But some other name may take the place of Iceland, according to reports.
Iceland's tourism agency, perhaps concerned that travelers are discouraged by the "Ice" part even though the island is warmed by the Gulf Stream, is sponsoring a contest to rename the country.
Since last summer, when the agency's Inspired by Iceland website asked, "What would you name Iceland if this was your first glimpse?" there have been hundreds of suggestions. Many of them might be more appropriate for an ad campaign than a placard at the United Nations.
Niceland, Danceland, Jump For Joy Land, Catch-A-Cloud Land, and OMGWTFland have been suggested on the tourism naming page. So has Volcanicland and, as USA TODAY reported, Eyjafjlakojland for the volcano that erupted in 2010 and bollixed air travel throughout Europe.
The judges at Promote Iceland, the economic development group that will pick a winner sometime after the contest ends March 21, are unlikely to choose such an unpronounceable mouthful, not least because mentioning the volcanic eruptions that gave birth to the island and continue to this day isn't good for tourism.
The government of the island nation, which weathered a financial collapse that led to the downfall of its leaders after a grassroots revolt, is under no obligation to change the country's name. But if it does, there is plenty of precedent.
As the Pittsburgh Post-Gazette noted, Iceland wouldn't be the first nation to want a new name. Rhodesia became Zimbabwe, the Gold Coast is now Ghana and British Honduras became Belize.
Folklore has it that a Viking explorer named Floki Vilgeroarson visited the island more than 1,000 years ago and named it Iceland not because there was so much frozen water but because it was really rather temperate and he wanted to discourage other settlers from following. The ruse may have worked as Iceland today is home to just a third of a million people.
Some of them are lukewarm about changing their country's name.

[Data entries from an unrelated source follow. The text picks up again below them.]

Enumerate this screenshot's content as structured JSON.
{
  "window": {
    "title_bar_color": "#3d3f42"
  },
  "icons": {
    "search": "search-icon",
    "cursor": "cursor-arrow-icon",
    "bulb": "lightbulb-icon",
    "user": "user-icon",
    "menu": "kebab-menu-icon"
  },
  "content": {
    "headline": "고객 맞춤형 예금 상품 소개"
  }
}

"Iceland is just about the only known brand name the country has, [and] the name is known," Ingjaldur Hannibalsson, dean of the University of Iceland's business school, told USA TODAY. "The idea of changing the name is ridiculous."